==== SOURCE MATERIAL ====

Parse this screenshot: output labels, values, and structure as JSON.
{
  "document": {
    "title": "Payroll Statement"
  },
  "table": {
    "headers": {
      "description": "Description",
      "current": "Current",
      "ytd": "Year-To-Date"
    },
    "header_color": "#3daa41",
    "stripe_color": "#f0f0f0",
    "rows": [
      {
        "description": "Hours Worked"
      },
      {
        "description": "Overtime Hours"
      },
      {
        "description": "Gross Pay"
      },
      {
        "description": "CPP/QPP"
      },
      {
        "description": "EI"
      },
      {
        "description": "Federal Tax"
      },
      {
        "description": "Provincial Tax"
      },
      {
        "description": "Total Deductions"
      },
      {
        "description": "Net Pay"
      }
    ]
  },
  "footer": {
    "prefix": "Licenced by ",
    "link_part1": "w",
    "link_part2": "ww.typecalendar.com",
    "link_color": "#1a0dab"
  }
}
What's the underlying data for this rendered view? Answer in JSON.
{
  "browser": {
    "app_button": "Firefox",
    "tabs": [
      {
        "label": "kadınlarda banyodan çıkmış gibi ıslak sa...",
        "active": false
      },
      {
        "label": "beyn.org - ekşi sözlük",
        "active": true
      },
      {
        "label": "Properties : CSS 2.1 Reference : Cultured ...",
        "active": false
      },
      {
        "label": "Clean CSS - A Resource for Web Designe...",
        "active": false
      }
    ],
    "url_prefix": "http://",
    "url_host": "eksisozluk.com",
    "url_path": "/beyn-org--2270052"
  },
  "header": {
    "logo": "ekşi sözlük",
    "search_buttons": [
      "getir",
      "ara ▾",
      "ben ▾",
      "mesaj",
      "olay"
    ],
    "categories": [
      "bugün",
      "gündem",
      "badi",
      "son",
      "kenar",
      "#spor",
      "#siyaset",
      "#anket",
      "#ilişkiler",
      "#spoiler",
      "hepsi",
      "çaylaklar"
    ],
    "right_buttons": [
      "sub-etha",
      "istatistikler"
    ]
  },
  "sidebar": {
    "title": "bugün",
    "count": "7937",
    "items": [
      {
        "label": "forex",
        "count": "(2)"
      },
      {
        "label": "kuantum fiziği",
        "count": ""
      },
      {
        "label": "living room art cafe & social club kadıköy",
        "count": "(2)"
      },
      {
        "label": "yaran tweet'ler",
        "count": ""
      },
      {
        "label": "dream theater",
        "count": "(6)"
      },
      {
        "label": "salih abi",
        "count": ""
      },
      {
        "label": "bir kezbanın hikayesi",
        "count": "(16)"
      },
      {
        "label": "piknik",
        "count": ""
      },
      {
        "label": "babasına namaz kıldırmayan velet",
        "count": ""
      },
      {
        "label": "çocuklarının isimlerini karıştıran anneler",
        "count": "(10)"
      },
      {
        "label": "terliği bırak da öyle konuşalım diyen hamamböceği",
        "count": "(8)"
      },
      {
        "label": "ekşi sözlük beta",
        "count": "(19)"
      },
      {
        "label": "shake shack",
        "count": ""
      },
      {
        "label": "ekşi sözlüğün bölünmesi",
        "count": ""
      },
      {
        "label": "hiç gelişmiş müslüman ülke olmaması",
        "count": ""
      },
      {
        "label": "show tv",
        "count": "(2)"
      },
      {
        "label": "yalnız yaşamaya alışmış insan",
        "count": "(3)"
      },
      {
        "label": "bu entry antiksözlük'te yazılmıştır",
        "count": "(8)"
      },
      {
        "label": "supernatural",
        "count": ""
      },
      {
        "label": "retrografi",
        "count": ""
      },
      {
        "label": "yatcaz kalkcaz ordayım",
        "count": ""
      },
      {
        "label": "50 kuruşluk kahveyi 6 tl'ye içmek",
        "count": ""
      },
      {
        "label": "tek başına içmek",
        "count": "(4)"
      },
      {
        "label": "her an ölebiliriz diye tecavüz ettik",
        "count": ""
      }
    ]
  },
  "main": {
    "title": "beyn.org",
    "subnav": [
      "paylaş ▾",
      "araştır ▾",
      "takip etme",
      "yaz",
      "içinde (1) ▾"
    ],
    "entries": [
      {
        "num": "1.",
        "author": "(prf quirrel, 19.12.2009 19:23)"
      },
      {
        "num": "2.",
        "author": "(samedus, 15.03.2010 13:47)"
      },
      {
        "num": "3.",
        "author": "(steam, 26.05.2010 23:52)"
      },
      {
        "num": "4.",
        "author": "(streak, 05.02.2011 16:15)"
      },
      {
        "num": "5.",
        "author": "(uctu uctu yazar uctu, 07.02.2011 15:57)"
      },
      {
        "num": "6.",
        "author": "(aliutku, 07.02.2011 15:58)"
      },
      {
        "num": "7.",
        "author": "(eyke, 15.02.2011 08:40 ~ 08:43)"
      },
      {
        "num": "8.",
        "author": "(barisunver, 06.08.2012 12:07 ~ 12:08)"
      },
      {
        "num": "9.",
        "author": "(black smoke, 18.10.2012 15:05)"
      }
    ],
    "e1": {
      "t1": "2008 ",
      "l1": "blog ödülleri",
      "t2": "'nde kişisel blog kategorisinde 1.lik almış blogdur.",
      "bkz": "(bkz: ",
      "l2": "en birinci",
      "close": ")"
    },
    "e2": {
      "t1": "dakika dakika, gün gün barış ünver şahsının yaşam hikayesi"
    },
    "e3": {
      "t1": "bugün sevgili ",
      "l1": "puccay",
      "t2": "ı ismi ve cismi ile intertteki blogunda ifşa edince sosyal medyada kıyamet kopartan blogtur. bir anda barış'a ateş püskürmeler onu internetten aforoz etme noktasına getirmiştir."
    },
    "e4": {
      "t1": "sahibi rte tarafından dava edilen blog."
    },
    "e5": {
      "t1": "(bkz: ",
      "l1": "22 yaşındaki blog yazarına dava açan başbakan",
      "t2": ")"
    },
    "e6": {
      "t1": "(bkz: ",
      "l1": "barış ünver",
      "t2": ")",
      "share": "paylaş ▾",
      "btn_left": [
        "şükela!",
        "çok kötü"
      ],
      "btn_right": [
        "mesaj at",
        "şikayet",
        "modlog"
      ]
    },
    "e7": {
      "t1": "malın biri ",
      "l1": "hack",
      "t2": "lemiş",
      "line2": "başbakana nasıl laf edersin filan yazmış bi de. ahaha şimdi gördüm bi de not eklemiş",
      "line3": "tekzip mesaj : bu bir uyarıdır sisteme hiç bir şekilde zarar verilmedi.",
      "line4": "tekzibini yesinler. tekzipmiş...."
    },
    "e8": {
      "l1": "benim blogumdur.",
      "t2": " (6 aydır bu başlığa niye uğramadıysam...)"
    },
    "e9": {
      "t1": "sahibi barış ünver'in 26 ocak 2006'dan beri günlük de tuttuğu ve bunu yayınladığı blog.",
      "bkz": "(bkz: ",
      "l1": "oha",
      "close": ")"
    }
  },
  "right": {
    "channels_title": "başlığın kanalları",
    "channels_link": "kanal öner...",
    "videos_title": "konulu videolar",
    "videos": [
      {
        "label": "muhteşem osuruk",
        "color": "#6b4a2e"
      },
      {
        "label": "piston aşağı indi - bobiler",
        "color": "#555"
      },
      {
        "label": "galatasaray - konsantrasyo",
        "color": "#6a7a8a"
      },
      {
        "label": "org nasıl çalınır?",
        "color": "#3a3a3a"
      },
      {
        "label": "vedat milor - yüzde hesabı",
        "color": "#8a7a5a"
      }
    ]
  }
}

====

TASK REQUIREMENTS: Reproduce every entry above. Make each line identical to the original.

EXERCISE ANSWER:
Parse this screenshot: output labels, values, and structure as JSON.
{
  "document": {
    "title": "Payroll Statement"
  },
  "table": {
    "headers": {
      "description": "Description",
      "current": "Current",
      "ytd": "Year-To-Date"
    },
    "header_color": "#3daa41",
    "stripe_color": "#f0f0f0",
    "rows": [
      {
        "description": "Hours Worked"
      },
      {
        "description": "Overtime Hours"
      },
      {
        "description": "Gross Pay"
      },
      {
        "description": "CPP/QPP"
      },
      {
        "description": "EI"
      },
      {
        "description": "Federal Tax"
      },
      {
        "description": "Provincial Tax"
      },
      {
        "description": "Total Deductions"
      },
      {
        "description": "Net Pay"
      }
    ]
  },
  "footer": {
    "prefix": "Licenced by ",
    "link_part1": "w",
    "link_part2": "ww.typecalendar.com",
    "link_color": "#1a0dab"
  }
}
What's the underlying data for this rendered view? Answer in JSON.
{
  "browser": {
    "app_button": "Firefox",
    "tabs": [
      {
        "label": "kadınlarda banyodan çıkmış gibi ıslak sa...",
        "active": false
      },
      {
        "label": "beyn.org - ekşi sözlük",
        "active": true
      },
      {
        "label": "Properties : CSS 2.1 Reference : Cultured ...",
        "active": false
      },
      {
        "label": "Clean CSS - A Resource for Web Designe...",
        "active": false
      }
    ],
    "url_prefix": "http://",
    "url_host": "eksisozluk.com",
    "url_path": "/beyn-org--2270052"
  },
  "header": {
    "logo": "ekşi sözlük",
    "search_buttons": [
      "getir",
      "ara ▾",
      "ben ▾",
      "mesaj",
      "olay"
    ],
    "categories": [
      "bugün",
      "gündem",
      "badi",
      "son",
      "kenar",
      "#spor",
      "#siyaset",
      "#anket",
      "#ilişkiler",
      "#spoiler",
      "hepsi",
      "çaylaklar"
    ],
    "right_buttons": [
      "sub-etha",
      "istatistikler"
    ]
  },
  "sidebar": {
    "title": "bugün",
    "count": "7937",
    "items": [
      {
        "label": "forex",
        "count": "(2)"
      },
      {
        "label": "kuantum fiziği",
        "count": ""
      },
      {
        "label": "living room art cafe & social club kadıköy",
        "count": "(2)"
      },
      {
        "label": "yaran tweet'ler",
        "count": ""
      },
      {
        "label": "dream theater",
        "count": "(6)"
      },
      {
        "label": "salih abi",
        "count": ""
      },
      {
        "label": "bir kezbanın hikayesi",
        "count": "(16)"
      },
      {
        "label": "piknik",
        "count": ""
      },
      {
        "label": "babasına namaz kıldırmayan velet",
        "count": ""
      },
      {
        "label": "çocuklarının isimlerini karıştıran anneler",
        "count": "(10)"
      },
      {
        "label": "terliği bırak da öyle konuşalım diyen hamamböceği",
        "count": "(8)"
      },
      {
        "label": "ekşi sözlük beta",
        "count": "(19)"
      },
      {
        "label": "shake shack",
        "count": ""
      },
      {
        "label": "ekşi sözlüğün bölünmesi",
        "count": ""
      },
      {
        "label": "hiç gelişmiş müslüman ülke olmaması",
        "count": ""
      },
      {
        "label": "show tv",
        "count": "(2)"
      },
      {
        "label": "yalnız yaşamaya alışmış insan",
        "count": "(3)"
      },
      {
        "label": "bu entry antiksözlük'te yazılmıştır",
        "count": "(8)"
      },
      {
        "label": "supernatural",
        "count": ""
      },
      {
        "label": "retrografi",
        "count": ""
      },
      {
        "label": "yatcaz kalkcaz ordayım",
        "count": ""
      },
      {
        "label": "50 kuruşluk kahveyi 6 tl'ye içmek",
        "count": ""
      },
      {
        "label": "tek başına içmek",
        "count": "(4)"
      },
      {
        "label": "her an ölebiliriz diye tecavüz ettik",
        "count": ""
      }
    ]
  },
  "main": {
    "title": "beyn.org",
    "subnav": [
      "paylaş ▾",
      "araştır ▾",
      "takip etme",
      "yaz",
      "içinde (1) ▾"
    ],
    "entries": [
      {
        "num": "1.",
        "author": "(prf quirrel, 19.12.2009 19:23)"
      },
      {
        "num": "2.",
        "author": "(samedus, 15.03.2010 13:47)"
      },
      {
        "num": "3.",
        "author": "(steam, 26.05.2010 23:52)"
      },
      {
        "num": "4.",
        "author": "(streak, 05.02.2011 16:15)"
      },
      {
        "num": "5.",
        "author": "(uctu uctu yazar uctu, 07.02.2011 15:57)"
      },
      {
        "num": "6.",
        "author": "(aliutku, 07.02.2011 15:58)"
      },
      {
        "num": "7.",
        "author": "(eyke, 15.02.2011 08:40 ~ 08:43)"
      },
      {
        "num": "8.",
        "author": "(barisunver, 06.08.2012 12:07 ~ 12:08)"
      },
      {
        "num": "9.",
        "author": "(black smoke, 18.10.2012 15:05)"
      }
    ],
    "e1": {
      "t1": "2008 ",
      "l1": "blog ödülleri",
      "t2": "'nde kişisel blog kategorisinde 1.lik almış blogdur.",
      "bkz": "(bkz: ",
      "l2": "en birinci",
      "close": ")"
    },
    "e2": {
      "t1": "dakika dakika, gün gün barış ünver şahsının yaşam hikayesi"
    },
    "e3": {
      "t1": "bugün sevgili ",
      "l1": "puccay",
      "t2": "ı ismi ve cismi ile intertteki blogunda ifşa edince sosyal medyada kıyamet kopartan blogtur. bir anda barış'a ateş püskürmeler onu internetten aforoz etme noktasına getirmiştir."
    },
    "e4": {
      "t1": "sahibi rte tarafından dava edilen blog."
    },
    "e5": {
      "t1": "(bkz: ",
      "l1": "22 yaşındaki blog yazarına dava açan başbakan",
      "t2": ")"
    },
    "e6": {
      "t1": "(bkz: ",
      "l1": "barış ünver",
      "t2": ")",
      "share": "paylaş ▾",
      "btn_left": [
        "şükela!",
        "çok kötü"
      ],
      "btn_right": [
        "mesaj at",
        "şikayet",
        "modlog"
      ]
    },
    "e7": {
      "t1": "malın biri ",
      "l1": "hack",
      "t2": "lemiş",
      "line2": "başbakana nasıl laf edersin filan yazmış bi de. ahaha şimdi gördüm bi de not eklemiş",
      "line3": "tekzip mesaj : bu bir uyarıdır sisteme hiç bir şekilde zarar verilmedi.",
      "line4": "tekzibini yesinler. tekzipmiş...."
    },
    "e8": {
      "l1": "benim blogumdur.",
      "t2": " (6 aydır bu başlığa niye uğramadıysam...)"
    },
    "e9": {
      "t1": "sahibi barış ünver'in 26 ocak 2006'dan beri günlük de tuttuğu ve bunu yayınladığı blog.",
      "bkz": "(bkz: ",
      "l1": "oha",
      "close": ")"
    }
  },
  "right": {
    "channels_title": "başlığın kanalları",
    "channels_link": "kanal öner...",
    "videos_title": "konulu videolar",
    "videos": [
      {
        "label": "muhteşem osuruk",
        "color": "#6b4a2e"
      },
      {
        "label": "piston aşağı indi - bobiler",
        "color": "#555"
      },
      {
        "label": "galatasaray - konsantrasyo",
        "color": "#6a7a8a"
      },
      {
        "label": "org nasıl çalınır?",
        "color": "#3a3a3a"
      },
      {
        "label": "vedat milor - yüzde hesabı",
        "color": "#8a7a5a"
      }
    ]
  }
}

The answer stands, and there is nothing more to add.